Corn kernels achieve black layer or physiological maturity when a black film develops at the tip of a kernel. The black film or layer seals the kernel from further development or increase in test weight. The kernel moisture content at black layer formation usually ranges from 30% to 35% (Figure 1).1


Monitor Black Layer to Guide Corn Harvest

Figure 1. As the milk line diminishes, moisture drops from 55% to near 30% moisture. The formation of a black layer where kernels meet the cob signifies physiological maturity.



Physiological maturity is greatly influenced by the relative maturity (RM) of the individual corn product. Short-season products mature earlier than full-season products. This genetic characteristic allows for the selection and planting of different corn products to spread out (over time) the maturation of a farming operation’s corn crop. This helps with harvest scheduling as all corn acres are not maturing at the same time.

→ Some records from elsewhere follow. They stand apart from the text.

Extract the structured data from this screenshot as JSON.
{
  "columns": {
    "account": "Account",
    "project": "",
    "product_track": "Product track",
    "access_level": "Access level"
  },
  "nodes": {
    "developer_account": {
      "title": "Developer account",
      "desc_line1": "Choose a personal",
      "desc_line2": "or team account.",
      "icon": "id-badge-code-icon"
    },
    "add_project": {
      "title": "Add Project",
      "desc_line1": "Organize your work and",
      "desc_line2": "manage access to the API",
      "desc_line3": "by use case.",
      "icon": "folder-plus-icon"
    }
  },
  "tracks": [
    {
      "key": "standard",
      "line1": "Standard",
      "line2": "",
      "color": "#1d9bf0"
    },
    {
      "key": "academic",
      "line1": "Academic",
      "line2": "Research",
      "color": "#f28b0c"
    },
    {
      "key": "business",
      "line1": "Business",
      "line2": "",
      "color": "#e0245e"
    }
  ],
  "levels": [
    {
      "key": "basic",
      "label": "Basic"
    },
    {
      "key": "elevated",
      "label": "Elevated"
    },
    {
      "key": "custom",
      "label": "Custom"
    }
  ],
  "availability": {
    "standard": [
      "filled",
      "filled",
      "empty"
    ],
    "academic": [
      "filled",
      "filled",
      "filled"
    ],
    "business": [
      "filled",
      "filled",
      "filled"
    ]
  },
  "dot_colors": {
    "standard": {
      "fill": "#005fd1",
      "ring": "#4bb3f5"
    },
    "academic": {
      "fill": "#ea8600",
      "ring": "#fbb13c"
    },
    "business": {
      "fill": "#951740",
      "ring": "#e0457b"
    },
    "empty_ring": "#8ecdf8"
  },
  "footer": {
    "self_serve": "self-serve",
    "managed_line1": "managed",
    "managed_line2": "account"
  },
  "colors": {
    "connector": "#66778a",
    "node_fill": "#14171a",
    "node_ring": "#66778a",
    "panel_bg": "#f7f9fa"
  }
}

Effects of Stress on Corn 

Environmental stress can affect the timing of maturation. Severe drought can cause plants to die prematurely and kernels to form a premature black layer. Cool weather during the growing season can delay the normal maturation for an individual product because the corn heat units (CHUs) required to achieve maturity accumulate slower.


Grain Moisture and Harvest Timing

Grain moisture content should start to be monitored soon after physiological maturity (black layer). A harvest moisture content level that balances harvest losses and grain drying costs helps maximize the economic return potential. A plan to take advantage of a rapid drydown and allow everything to field dry could be costly. Harvesting at lower moistures can increase mechanical losses due to ear drop, stalk lodging, and kernel shattering. Consider beginning harvest when corn grain moisture content is a little above 25% so harvesting can be finished before corn dries completely in the field.1

With high temperatures, it is extremely easy to underestimate the rate that grain dries. Grain can have an average daily drydown rate of approximately 0.75 to 1.0 percentage point on sunny and breezy days in September. A 0.25 to 0.75 daily percentage point loss can be expected in October, and almost no moisture is lost by late November.2 Regardless of the environment, it is normal to see later RM corn products reach harvestable moisture levels (around 25%) later than earlier RM products. Product drydown rates are influenced by many product characteristics, such as tightness of husk leaves and pericarp thickness of the seed.3

In addition to harvesting at an optimum grain moisture content, achieving proper combine settings can help increase combine efficiency, maximize grain quality, and minimize field losses. Always follow the manufacturer’s equipment setting recommendations.